Dear Tom and Ray,
I share with you today a story of romance, heartbreak, perseverance and machismo. I am a first year grad student at Georgetown University in Washington, DC. I moved there this summer from Minneapolis, MN where I had lived for 6 years. My girlfriend and I decided that we were going to try a long-distance relationship for the two years that my schooling would take.
Two weekends ago, my girlfriend was flying out to visit me for the first time since we had parted 6 weeks earlier. I was looking forward to going and picking her up from Dulles airport, a 30 minute drive from my apartment. It was 9:30 at night and it had been raining outside as I walked to my car, a 1999 Chevy Cavalier that my girlfriend had sold to me for $500 the year before when she got a grownup job and bought a grownup car (a hot little Nissan Altima Coupe). Two friends of mine asked if I could give them a ride to a bar on my way to the airport. Fine by me.

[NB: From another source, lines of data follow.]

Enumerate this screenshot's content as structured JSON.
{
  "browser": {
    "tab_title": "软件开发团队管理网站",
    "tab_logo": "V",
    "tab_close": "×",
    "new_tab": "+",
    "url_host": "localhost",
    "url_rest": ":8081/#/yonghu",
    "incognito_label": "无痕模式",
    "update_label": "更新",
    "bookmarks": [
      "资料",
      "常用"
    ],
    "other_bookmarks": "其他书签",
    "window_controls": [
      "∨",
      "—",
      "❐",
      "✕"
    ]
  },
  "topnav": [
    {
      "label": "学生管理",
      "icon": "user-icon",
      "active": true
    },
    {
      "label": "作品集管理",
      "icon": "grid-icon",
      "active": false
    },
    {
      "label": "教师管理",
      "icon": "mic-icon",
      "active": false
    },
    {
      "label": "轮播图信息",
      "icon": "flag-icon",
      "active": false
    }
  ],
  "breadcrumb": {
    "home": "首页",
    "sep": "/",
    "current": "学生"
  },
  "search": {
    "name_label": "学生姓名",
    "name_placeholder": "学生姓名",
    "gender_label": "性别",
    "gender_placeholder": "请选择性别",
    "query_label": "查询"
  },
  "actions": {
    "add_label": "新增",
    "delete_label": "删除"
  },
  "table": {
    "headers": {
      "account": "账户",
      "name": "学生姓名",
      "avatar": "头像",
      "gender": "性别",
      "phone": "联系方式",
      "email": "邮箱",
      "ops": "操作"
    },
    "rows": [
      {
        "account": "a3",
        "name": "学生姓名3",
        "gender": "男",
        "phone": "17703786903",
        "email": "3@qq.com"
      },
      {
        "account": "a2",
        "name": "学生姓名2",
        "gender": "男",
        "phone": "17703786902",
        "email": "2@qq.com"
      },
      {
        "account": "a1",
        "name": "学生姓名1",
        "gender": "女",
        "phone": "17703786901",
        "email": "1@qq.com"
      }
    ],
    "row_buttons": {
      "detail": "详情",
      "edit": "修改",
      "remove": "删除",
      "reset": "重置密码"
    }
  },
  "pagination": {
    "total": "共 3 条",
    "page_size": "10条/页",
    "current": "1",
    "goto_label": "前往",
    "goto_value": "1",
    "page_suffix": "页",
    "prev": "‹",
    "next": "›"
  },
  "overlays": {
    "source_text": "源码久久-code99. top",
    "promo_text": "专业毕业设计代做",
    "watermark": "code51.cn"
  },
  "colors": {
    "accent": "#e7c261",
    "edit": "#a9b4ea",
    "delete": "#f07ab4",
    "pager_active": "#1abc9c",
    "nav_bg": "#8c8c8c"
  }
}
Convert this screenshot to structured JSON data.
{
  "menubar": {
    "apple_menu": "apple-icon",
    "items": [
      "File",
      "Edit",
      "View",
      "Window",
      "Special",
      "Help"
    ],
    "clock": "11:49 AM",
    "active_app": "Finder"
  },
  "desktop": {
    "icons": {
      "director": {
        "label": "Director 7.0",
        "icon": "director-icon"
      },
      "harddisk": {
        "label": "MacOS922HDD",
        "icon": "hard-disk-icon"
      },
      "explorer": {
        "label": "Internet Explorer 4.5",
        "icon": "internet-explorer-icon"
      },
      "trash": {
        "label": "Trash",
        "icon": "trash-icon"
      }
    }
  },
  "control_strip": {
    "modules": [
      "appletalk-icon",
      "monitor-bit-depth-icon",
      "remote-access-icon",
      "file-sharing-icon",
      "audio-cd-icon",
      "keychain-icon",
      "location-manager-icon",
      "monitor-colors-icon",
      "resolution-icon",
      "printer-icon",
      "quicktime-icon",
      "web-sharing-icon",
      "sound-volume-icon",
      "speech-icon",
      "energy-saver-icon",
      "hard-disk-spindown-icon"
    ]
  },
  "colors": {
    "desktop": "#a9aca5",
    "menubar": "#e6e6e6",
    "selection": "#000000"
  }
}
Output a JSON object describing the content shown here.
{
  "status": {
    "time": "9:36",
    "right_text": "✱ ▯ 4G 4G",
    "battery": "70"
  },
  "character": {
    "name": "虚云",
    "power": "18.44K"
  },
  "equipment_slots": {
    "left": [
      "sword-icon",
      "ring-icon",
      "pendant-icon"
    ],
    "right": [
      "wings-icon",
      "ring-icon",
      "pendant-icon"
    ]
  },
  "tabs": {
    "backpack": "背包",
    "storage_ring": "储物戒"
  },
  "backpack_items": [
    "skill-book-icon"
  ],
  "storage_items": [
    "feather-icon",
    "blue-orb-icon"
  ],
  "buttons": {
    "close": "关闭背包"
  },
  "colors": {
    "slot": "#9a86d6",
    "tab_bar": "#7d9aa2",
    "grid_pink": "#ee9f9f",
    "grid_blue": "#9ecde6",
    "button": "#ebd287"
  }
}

So we all hop in the car and start driving through the city, and no more than a quarter mile into the drive, a light pops on saying “ETS Off” and the entire car shakes whenever I apply the brakes. Something is clearly wrong. Shortly after, the “check engine” light pops on. I pull into the first gas station I find and we all get out to check for what’s wrong. None of us know what “ETS” stands for. When I pop the hood, I can see the entire engine shaking as if it’s trying to burst loose from the frame of the car and fly away. There is also a burning smell that none of us recognize. I quickly turned off the car, not knowing what step to take next. My friends begin calling their friends to try to get advice while I have the unpleasant task of telling my girlfriend, who has just landed, that I am currently incapable of picking her up from the airport. At this point, she may be looking at a $40 taxi fare to get into town.
After 15 minutes, I decide that I can at least drive the car back to my apartment and try to find a neighbor who will loan me their ride. I tell my friends to go on to the bar by foot. I get back in the car, start it up, and there’s no shaking! Though the “check engine” light is still on, the ETS light has disappeared and the car feels normal again. I drive it back to my apartment, and everything still feels OK.
I now face a decision. Do I play it safe and stop driving, preventing this problem from coming back while I am on a backwoods road or on the highway; OR do I drive the 30 miles in the dark and the rain and hope to make it in one piece to the airport so I can pick up my fair lady in person? No guts, no glory. I begin the drive, praying that I can at least not have the car break down until I’ve reached Dulles. Sure enough, I made it to the airport, found my girl, gave her a big kiss in the rain, and I’m pretty sure there was a movie soundtrack playing in the background. I drive her home, and the car doesn’t do a darn thing wrong.
Now the original itinerary for the weekend had included driving to Raleigh the next day to visit my sister, but I promised my girlfriend that I would have a mechanic look at the car first. I dropped the Cavalier off that morning and got a call a few hours later. The mechanic informed me that I had a cracked cylinder head, which had allowed antifreeze to enter the engine, creating the burning smell from the night before. The ETS, which was actually the Enhanced Tracking System, had turned off as a coincidence related to the other engine troubles. He then informed me that the cost of truly repairing this engine was not worth paying for a Cavalier with 163,000+ miles.
However, he did put a sealing product into the system that he said was far and away the best material he had seen in the market, the name escapes me now. He made it clear that this was only a stopgap that would buy me the time needed to buy a new car, which I have no intention to do as long as I’m living in DC. That being said, the gentleman also said that if I only used the car on a limited basis and kept it in the city, which is the general nature of its use at this time, anything is possible.
So my question is twofold. First, what’s the longest amount of time you think this car could last with the one-time application of the product (the mechanic assured me the procedure would never be worth doing again because the crack will just continue to grow). And second, is it disrespectful to the car to take wagers on which month it will become scrap metal once and for all? I love the character of this vehicle, but it’s been diagnosed with terminal illness and I am a starving grad student.
Thanks for reading, love the show!
-Chris, Washington DC
Dear Tom and Ray,
Tom and Ray don’t post here. You’ll have to settle for the peanut gallery
The sealing product could last 20 miles, or 2,000. It all depends on how good it is, how big the crack is, and how lucky you are. Were I you, I’d be shopping for another vehicle tomorrow morning. If you weren’t in a new place where you probably haven’t met the local Chevy club, I’d tell you to get a junkyard engine and buy them pizza and beer to put it in for you, but I doubt that will be an option for you.